It won a First Place at Winchester Writer’s Conference and the prize was 60 printed copies. That was how I fell into self-publishing, which was a fantastic experience and I learned some valuable lessons about marketing, which are coming in very handy now. The James Version won the David St John Thomas Self-Publishing Marketing Award in 2006.
3) How do you approach the process of planning and writing a novel? Do you outline in detail beforehand or just jump right in?
I prefer to dive straight in with an idea, and write straight through to the end. That’s how I wrote my first few novels, going back and fleshing out characters and plot lines.
I’m currently being mentored by crime writer Laura Wilson, and she has taught me to slow down and plan more, which is definitely against my personality type but the advantage is that fewer words have to be deleted because they don’t move the story forward. With Family Snap (my fifth novel) I started with family trees /time lines/character descriptions, and it has convinced me that writing with a plan is more time-effective. But it’s less fun!
4) I recently heard the novelist William Boyd say in an interview that he believes there are, at heart, two kinds of novelist – those who are heavily inspired by the autobiographical and those who write about things of which they have no personal experience, relying on research etc. Which category do you fall into (if you do at all!)?
I don’t think it’s a clear cut as that. My first novel was a historical fiction, but what I took to the novel were the issues that I wanted to explore because of who I am. The heartbeat of any novel is often a theme that the author is obsessed with. The James Version is about relationships between women, jealousy, thwarted hope… things which concerned me as a woman living now, but which I was able to explore through a story set in the 1800s.
The Woman Before Me is about motherhood in all its guises. It pulls on something inside me, and a piece of my soul is in everything I write. I may research extensively, but I still invest personally in all my novels, and I think this is true of many writers.

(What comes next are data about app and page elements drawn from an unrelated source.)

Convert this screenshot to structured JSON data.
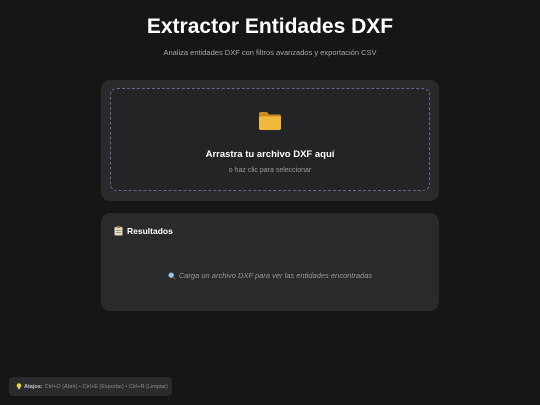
{
  "header": {
    "title": "Extractor Entidades DXF",
    "subtitle": "Analiza entidades DXF con filtros avanzados y exportación CSV"
  },
  "upload": {
    "icon": "folder-icon",
    "title": "Arrastra tu archivo DXF aquí",
    "hint": "o haz clic para seleccionar"
  },
  "results": {
    "icon": "clipboard-icon",
    "title": "Resultados",
    "empty_icon": "search-icon",
    "empty_message": "Carga un archivo DXF para ver las entidades encontradas"
  },
  "shortcuts": {
    "icon": "lightbulb-icon",
    "label": "Atajos:",
    "text": "Ctrl+O (Abrir) • Ctrl+E (Exportar) • Ctrl+R (Limpiar)"
  },
  "colors": {
    "background": "#161616",
    "card": "#2a2a2c",
    "dropzone_border": "#6f6294",
    "folder": "#e9b43a"
  }
}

5) We all have writers – or particular books – that inspire and drive us on. Which book or author do you find has had the most significant impact on your wanting to be a writer?
I love Margaret Atwood, especially The Handmaid’s Tale & Alias Grace. I think her use of language is extraordinary. I’ve also read and re-read Donna Tartt, as she has darkness in her writing that intrigues me. There is something very slow and measured about the way she takes a reader into her fictional worlds.
More recently Gillian Flynn has inspired me. Sharp Objects is an outstanding debut, and I like the way she exposes the psychology of criminal behaviour.
6) What are you reading at the moment?
Room by Emma Donoghue. It is one of those books that I wish I’d written; simple and amazing. But it is also worth remembering that Room is Donoghue’s tenth book, and writing is a craft that takes time to master. I’d previously read Slammerkin and loved it, but Room is genius. It should have won the Booker.
7) What have you planned next? Are you working on a new project at the moment?
Next year The Sacrificial Man will be published by Solidus Press. It tells the story of a man who advertises on the Internet for a woman to kill and eat him, and of the woman who replies. (Not based on personal experience, but the research took me to some interesting places!)
Visit Ruth’s website by clicking here – and buy The Woman Before Me through Amazon or just about all good bookshops, online and off.
© 2010 Gary William Murning and Ruth Dugdall.